confined to studio sets. Still, it stands up well compared to many U.S. shows of the
period. Leonard Teale commented on the series in a TV Eye interview: "The
Australian film industry has always been pretty good. Long John Silver was made in
the early 50s and the quality was terrific. Sure, it had an American
it probably had an American Producer and maybe a writer, but that was it - all the rest
were Australian. In fact with our experience, the Americans were a joke. Most of the time
the people who came out here were second-stringers - they wouldnt leave Hollywood if
The opening titles were simple but
effective. Long John is seen in silhouette with the theme music playing
before being bathed in light and letting out a typical pirate yell. The
series title was then displayed, followed by a map of the Spanish Main.
This was accompanied by a reading of the first portion of 'To The
Hesitating Purchaser', Robert Louis Stevenson's introduction to his 'Treasure
If sailor tales to sailor tunes,
Storm and adventure, heat and cold,
If schooners, islands, and maroons,
And buccaneers, and buried gold,
And all the old romance, retold
Exactly in the ancient way,
Can please, as me they pleased of old,
The wiser youngsters of today:
- So be it and fall on!
Some episodes from the series were edited together
as two feature films for cinema release in the United States in 1955, with the titles Under
The Black Flag and South Sea Pirates. There was even a short-lived series of
comic books released during 1958.
Kit Taylor reflected on the series and it's leading player
in a 1975 interview: "I was a proper little monster. At the age of 10 I
realised the power I had. If I said I felt like an ice-cream, the director
instantly sent someone to get me one. If I didn't get what I wanted I
became unco-operative. Robert Newton would get fed up with my behaviour
and he'd give me a swipe on my backside to keep me in order. At other
times he'd dangle me on his knee and tell me stories, marvellous adventure
tales. As I got older I heard people gossip about him, tearing him down
because of his faults. But nothing is going to destroy my image of him. I
thought he was great."3
The Adventures Of Long John Silver sold well
overseas. It entered syndication in the U.S. in 1956, and was aired in Britain in 1957. In
Australia, the series was first screened in the afternoon as part of the Children's TV
Club on the ABC in 1958. It was repeated later the same year in an
early evening timeslot, running into 1959. The series was repeated
many times both on the ABC and later on various commercial stations until
Robert Newton, whose
portrayal of Long John Silver became ‘the standard by which all future pirate performances would be
unfortunately died shortly afterwards in March 1956. Kit Taylor has played parts in many
Australian films and television series of the last 40 years, and his
father Grant Taylor also appeared in various productions, both in
Australia and in
the UK, before passing away in 1971.

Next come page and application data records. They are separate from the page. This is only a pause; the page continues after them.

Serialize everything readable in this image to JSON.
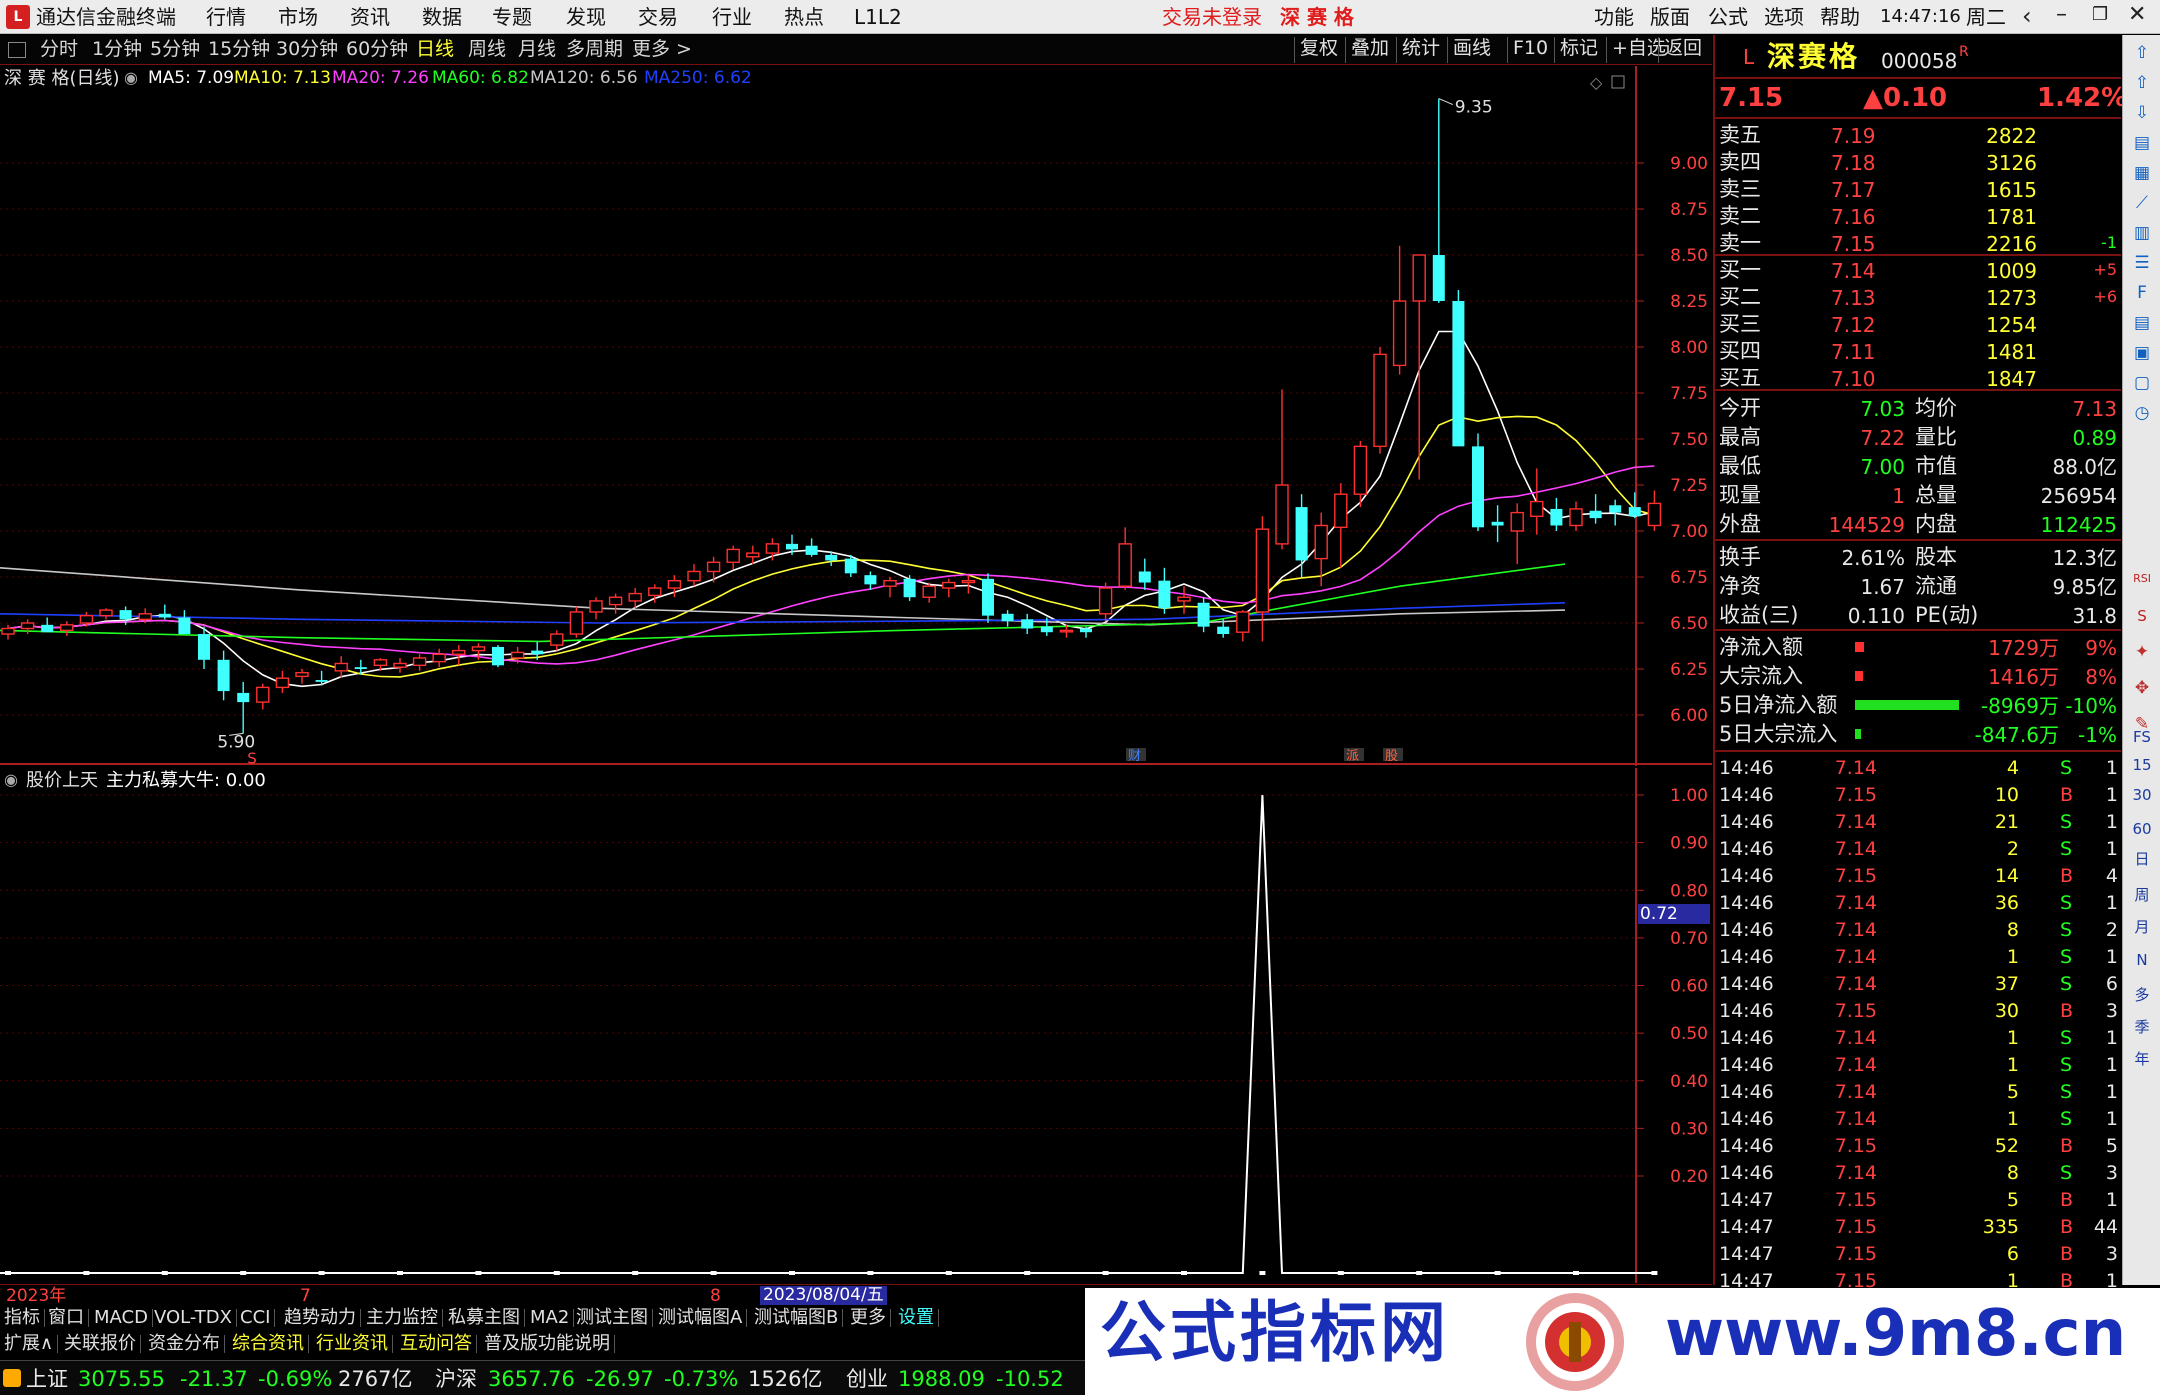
{
  "titlebar": {
    "app_title": "通达信金融终端",
    "menus": [
      "行情",
      "市场",
      "资讯",
      "数据",
      "专题",
      "发现",
      "交易",
      "行业",
      "热点",
      "L1L2"
    ],
    "login_status": "交易未登录",
    "stock_name_center": "深 赛 格",
    "right_menus": [
      "功能",
      "版面",
      "公式",
      "选项",
      "帮助"
    ],
    "clock": "14:47:16",
    "weekday": "周二"
  },
  "period_toolbar": {
    "tabs": [
      "分时",
      "1分钟",
      "5分钟",
      "15分钟",
      "30分钟",
      "60分钟",
      "日线",
      "周线",
      "月线",
      "多周期",
      "更多 >"
    ],
    "active": "日线",
    "right_tools": [
      "复权",
      "叠加",
      "统计",
      "画线",
      "F10",
      "标记",
      "+自选",
      "返回"
    ]
  },
  "main_chart": {
    "legend_title": "深 赛 格(日线)",
    "ma": [
      {
        "label": "MA5: 7.09",
        "color": "#ffffff"
      },
      {
        "label": "MA10: 7.13",
        "color": "#ffff33"
      },
      {
        "label": "MA20: 7.26",
        "color": "#ff40ff"
      },
      {
        "label": "MA60: 6.82",
        "color": "#20ff20"
      },
      {
        "label": "MA120: 6.56",
        "color": "#c8c8c8"
      },
      {
        "label": "MA250: 6.62",
        "color": "#2040ff"
      }
    ],
    "high_marker": "9.35",
    "low_marker": "5.90",
    "price_ticks": [
      "9.00",
      "8.75",
      "8.50",
      "8.25",
      "8.00",
      "7.75",
      "7.50",
      "7.25",
      "7.00",
      "6.75",
      "6.50",
      "6.25",
      "6.00"
    ],
    "event_labels": [
      "财",
      "派",
      "股"
    ],
    "low_mark_label": "S"
  },
  "indicator": {
    "title": "股价上天",
    "label": "主力私募大牛: 0.00",
    "ticks": [
      "1.00",
      "0.90",
      "0.80",
      "0.70",
      "0.60",
      "0.50",
      "0.40",
      "0.30",
      "0.20"
    ],
    "cursor_value": "0.72"
  },
  "datebar": {
    "year": "2023年",
    "m1": "7",
    "m2": "8",
    "highlight": "2023/08/04/五"
  },
  "tabs_row1": [
    "指标",
    "窗口",
    "MACD",
    "VOL-TDX",
    "CCI",
    "趋势动力",
    "主力监控",
    "私募主图",
    "MA2",
    "测试主图",
    "测试幅图A",
    "测试幅图B",
    "更多",
    "设置"
  ],
  "tabs_row2": [
    "扩展∧",
    "关联报价",
    "资金分布",
    "综合资讯",
    "行业资讯",
    "互动问答",
    "普及版功能说明"
  ],
  "statusbar": {
    "idx1_name": "上证",
    "idx1_val": "3075.55",
    "idx1_chg": "-21.37",
    "idx1_pct": "-0.69%",
    "idx1_amt": "2767亿",
    "idx2_name": "沪深",
    "idx2_val": "3657.76",
    "idx2_chg": "-26.97",
    "idx2_pct": "-0.73%",
    "idx2_amt": "1526亿",
    "idx3_name": "创业",
    "idx3_val": "1988.09",
    "idx3_chg": "-10.52"
  },
  "quote": {
    "l_badge": "L",
    "name": "深赛格",
    "code": "000058",
    "r_badge": "R",
    "price": "7.15",
    "change": "▲0.10",
    "pct": "1.42%",
    "asks": [
      {
        "label": "卖五",
        "price": "7.19",
        "vol": "2822",
        "delta": ""
      },
      {
        "label": "卖四",
        "price": "7.18",
        "vol": "3126",
        "delta": ""
      },
      {
        "label": "卖三",
        "price": "7.17",
        "vol": "1615",
        "delta": ""
      },
      {
        "label": "卖二",
        "price": "7.16",
        "vol": "1781",
        "delta": ""
      },
      {
        "label": "卖一",
        "price": "7.15",
        "vol": "2216",
        "delta": "-1"
      }
    ],
    "bids": [
      {
        "label": "买一",
        "price": "7.14",
        "vol": "1009",
        "delta": "+5"
      },
      {
        "label": "买二",
        "price": "7.13",
        "vol": "1273",
        "delta": "+6"
      },
      {
        "label": "买三",
        "price": "7.12",
        "vol": "1254",
        "delta": ""
      },
      {
        "label": "买四",
        "price": "7.11",
        "vol": "1481",
        "delta": ""
      },
      {
        "label": "买五",
        "price": "7.10",
        "vol": "1847",
        "delta": ""
      }
    ],
    "stats": [
      {
        "l1": "今开",
        "v1": "7.03",
        "l2": "均价",
        "v2": "7.13"
      },
      {
        "l1": "最高",
        "v1": "7.22",
        "l2": "量比",
        "v2": "0.89"
      },
      {
        "l1": "最低",
        "v1": "7.00",
        "l2": "市值",
        "v2": "88.0亿"
      },
      {
        "l1": "现量",
        "v1": "1",
        "l2": "总量",
        "v2": "256954"
      },
      {
        "l1": "外盘",
        "v1": "144529",
        "l2": "内盘",
        "v2": "112425"
      }
    ],
    "stats2": [
      {
        "l1": "换手",
        "v1": "2.61%",
        "l2": "股本",
        "v2": "12.3亿"
      },
      {
        "l1": "净资",
        "v1": "1.67",
        "l2": "流通",
        "v2": "9.85亿"
      },
      {
        "l1": "收益(三)",
        "v1": "0.110",
        "l2": "PE(动)",
        "v2": "31.8"
      }
    ],
    "flows": [
      {
        "label": "净流入额",
        "val": "1729万",
        "pct": "9%",
        "share": 0.09,
        "dir": "in"
      },
      {
        "label": "大宗流入",
        "val": "1416万",
        "pct": "8%",
        "share": 0.08,
        "dir": "in"
      },
      {
        "label": "5日净流入额",
        "val": "-8969万",
        "pct": "-10%",
        "share": 1.0,
        "dir": "out"
      },
      {
        "label": "5日大宗流入",
        "val": "-847.6万",
        "pct": "-1%",
        "share": 0.06,
        "dir": "out"
      }
    ],
    "ticks": [
      [
        "14:46",
        "7.14",
        "4",
        "S",
        "1"
      ],
      [
        "14:46",
        "7.15",
        "10",
        "B",
        "1"
      ],
      [
        "14:46",
        "7.14",
        "21",
        "S",
        "1"
      ],
      [
        "14:46",
        "7.14",
        "2",
        "S",
        "1"
      ],
      [
        "14:46",
        "7.15",
        "14",
        "B",
        "4"
      ],
      [
        "14:46",
        "7.14",
        "36",
        "S",
        "1"
      ],
      [
        "14:46",
        "7.14",
        "8",
        "S",
        "2"
      ],
      [
        "14:46",
        "7.14",
        "1",
        "S",
        "1"
      ],
      [
        "14:46",
        "7.14",
        "37",
        "S",
        "6"
      ],
      [
        "14:46",
        "7.15",
        "30",
        "B",
        "3"
      ],
      [
        "14:46",
        "7.14",
        "1",
        "S",
        "1"
      ],
      [
        "14:46",
        "7.14",
        "1",
        "S",
        "1"
      ],
      [
        "14:46",
        "7.14",
        "5",
        "S",
        "1"
      ],
      [
        "14:46",
        "7.14",
        "1",
        "S",
        "1"
      ],
      [
        "14:46",
        "7.15",
        "52",
        "B",
        "5"
      ],
      [
        "14:46",
        "7.14",
        "8",
        "S",
        "3"
      ],
      [
        "14:47",
        "7.15",
        "5",
        "B",
        "1"
      ],
      [
        "14:47",
        "7.15",
        "335",
        "B",
        "44"
      ],
      [
        "14:47",
        "7.15",
        "6",
        "B",
        "3"
      ],
      [
        "14:47",
        "7.15",
        "1",
        "B",
        "1"
      ]
    ]
  },
  "iconbar": {
    "labels": [
      "RSI",
      "S",
      "FS",
      "15",
      "30",
      "60",
      "日",
      "周",
      "月",
      "N",
      "多",
      "季",
      "年"
    ]
  },
  "watermark": {
    "left_text": "公式指标网",
    "right_text": "www.9m8.cn"
  },
  "chart_data": {
    "type": "candlestick",
    "ohlc": [
      [
        6.44,
        6.49,
        6.41,
        6.47
      ],
      [
        6.47,
        6.52,
        6.44,
        6.5
      ],
      [
        6.49,
        6.53,
        6.46,
        6.45
      ],
      [
        6.46,
        6.51,
        6.43,
        6.49
      ],
      [
        6.5,
        6.56,
        6.48,
        6.54
      ],
      [
        6.54,
        6.58,
        6.52,
        6.57
      ],
      [
        6.57,
        6.59,
        6.49,
        6.52
      ],
      [
        6.52,
        6.58,
        6.5,
        6.55
      ],
      [
        6.55,
        6.6,
        6.52,
        6.53
      ],
      [
        6.53,
        6.57,
        6.46,
        6.44
      ],
      [
        6.44,
        6.48,
        6.25,
        6.3
      ],
      [
        6.3,
        6.35,
        6.08,
        6.13
      ],
      [
        6.12,
        6.18,
        5.9,
        6.07
      ],
      [
        6.07,
        6.17,
        6.03,
        6.15
      ],
      [
        6.15,
        6.24,
        6.12,
        6.2
      ],
      [
        6.21,
        6.25,
        6.17,
        6.23
      ],
      [
        6.19,
        6.24,
        6.16,
        6.18
      ],
      [
        6.24,
        6.32,
        6.2,
        6.28
      ],
      [
        6.26,
        6.3,
        6.22,
        6.25
      ],
      [
        6.27,
        6.31,
        6.24,
        6.3
      ],
      [
        6.26,
        6.31,
        6.23,
        6.28
      ],
      [
        6.27,
        6.33,
        6.24,
        6.31
      ],
      [
        6.29,
        6.36,
        6.26,
        6.33
      ],
      [
        6.33,
        6.38,
        6.27,
        6.35
      ],
      [
        6.35,
        6.39,
        6.3,
        6.37
      ],
      [
        6.37,
        6.38,
        6.26,
        6.27
      ],
      [
        6.31,
        6.37,
        6.28,
        6.34
      ],
      [
        6.35,
        6.4,
        6.3,
        6.33
      ],
      [
        6.38,
        6.46,
        6.35,
        6.44
      ],
      [
        6.44,
        6.59,
        6.42,
        6.56
      ],
      [
        6.56,
        6.64,
        6.52,
        6.62
      ],
      [
        6.6,
        6.66,
        6.55,
        6.64
      ],
      [
        6.62,
        6.69,
        6.58,
        6.66
      ],
      [
        6.65,
        6.71,
        6.61,
        6.69
      ],
      [
        6.69,
        6.76,
        6.64,
        6.73
      ],
      [
        6.73,
        6.82,
        6.7,
        6.78
      ],
      [
        6.78,
        6.86,
        6.72,
        6.83
      ],
      [
        6.83,
        6.92,
        6.79,
        6.9
      ],
      [
        6.86,
        6.92,
        6.82,
        6.88
      ],
      [
        6.88,
        6.96,
        6.84,
        6.93
      ],
      [
        6.93,
        6.98,
        6.87,
        6.9
      ],
      [
        6.92,
        6.96,
        6.86,
        6.87
      ],
      [
        6.87,
        6.89,
        6.81,
        6.84
      ],
      [
        6.85,
        6.87,
        6.75,
        6.77
      ],
      [
        6.76,
        6.78,
        6.68,
        6.71
      ],
      [
        6.7,
        6.75,
        6.64,
        6.73
      ],
      [
        6.74,
        6.76,
        6.62,
        6.64
      ],
      [
        6.64,
        6.72,
        6.61,
        6.7
      ],
      [
        6.69,
        6.74,
        6.64,
        6.72
      ],
      [
        6.72,
        6.76,
        6.66,
        6.73
      ],
      [
        6.74,
        6.77,
        6.5,
        6.54
      ],
      [
        6.55,
        6.57,
        6.48,
        6.51
      ],
      [
        6.52,
        6.55,
        6.44,
        6.47
      ],
      [
        6.48,
        6.53,
        6.43,
        6.45
      ],
      [
        6.46,
        6.49,
        6.42,
        6.46
      ],
      [
        6.47,
        6.48,
        6.42,
        6.45
      ],
      [
        6.55,
        6.72,
        6.51,
        6.69
      ],
      [
        6.7,
        7.02,
        6.68,
        6.93
      ],
      [
        6.78,
        6.85,
        6.68,
        6.72
      ],
      [
        6.73,
        6.8,
        6.55,
        6.58
      ],
      [
        6.62,
        6.7,
        6.55,
        6.64
      ],
      [
        6.61,
        6.64,
        6.45,
        6.48
      ],
      [
        6.48,
        6.52,
        6.42,
        6.44
      ],
      [
        6.45,
        6.57,
        6.4,
        6.56
      ],
      [
        6.56,
        7.08,
        6.4,
        7.01
      ],
      [
        6.93,
        7.77,
        6.9,
        7.25
      ],
      [
        7.13,
        7.2,
        6.75,
        6.84
      ],
      [
        6.85,
        7.1,
        6.7,
        7.03
      ],
      [
        7.02,
        7.26,
        6.8,
        7.2
      ],
      [
        7.2,
        7.49,
        7.13,
        7.46
      ],
      [
        7.46,
        8.0,
        7.42,
        7.96
      ],
      [
        7.9,
        8.55,
        7.85,
        8.25
      ],
      [
        8.25,
        8.5,
        7.28,
        8.5
      ],
      [
        8.5,
        9.35,
        8.24,
        8.25
      ],
      [
        8.25,
        8.31,
        7.48,
        7.46
      ],
      [
        7.46,
        7.53,
        7.0,
        7.02
      ],
      [
        7.05,
        7.14,
        6.94,
        7.03
      ],
      [
        7.0,
        7.15,
        6.82,
        7.1
      ],
      [
        7.08,
        7.34,
        6.98,
        7.16
      ],
      [
        7.12,
        7.18,
        7.0,
        7.03
      ],
      [
        7.03,
        7.16,
        7.0,
        7.12
      ],
      [
        7.11,
        7.2,
        7.04,
        7.07
      ],
      [
        7.14,
        7.17,
        7.03,
        7.1
      ],
      [
        7.13,
        7.21,
        7.07,
        7.08
      ],
      [
        7.03,
        7.22,
        7.0,
        7.15
      ]
    ],
    "indicator": {
      "name": "主力私募大牛",
      "peak_value": 1.0,
      "peak_index": 64
    },
    "ylim": [
      5.8,
      9.5
    ]
  }
}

John Silver film plus fourteen episodes of the series have been released on DVD
in various packages in several different countries. All 26 episodes of the
series are extant and held by the National Film & Sound Archive.
OF LONG JOHN SILVER
1. Disneys version of
Island was actually a remake - the original film was made in 1934.
2. TV Eye No. 3, October 1994.
3. TV Week, Dec 20, 1975.
4. Bruce Hamilton, The Worlds Most Famous Search For Pirate Gold,
Disneys Comics And Stories No. 605, October 1996.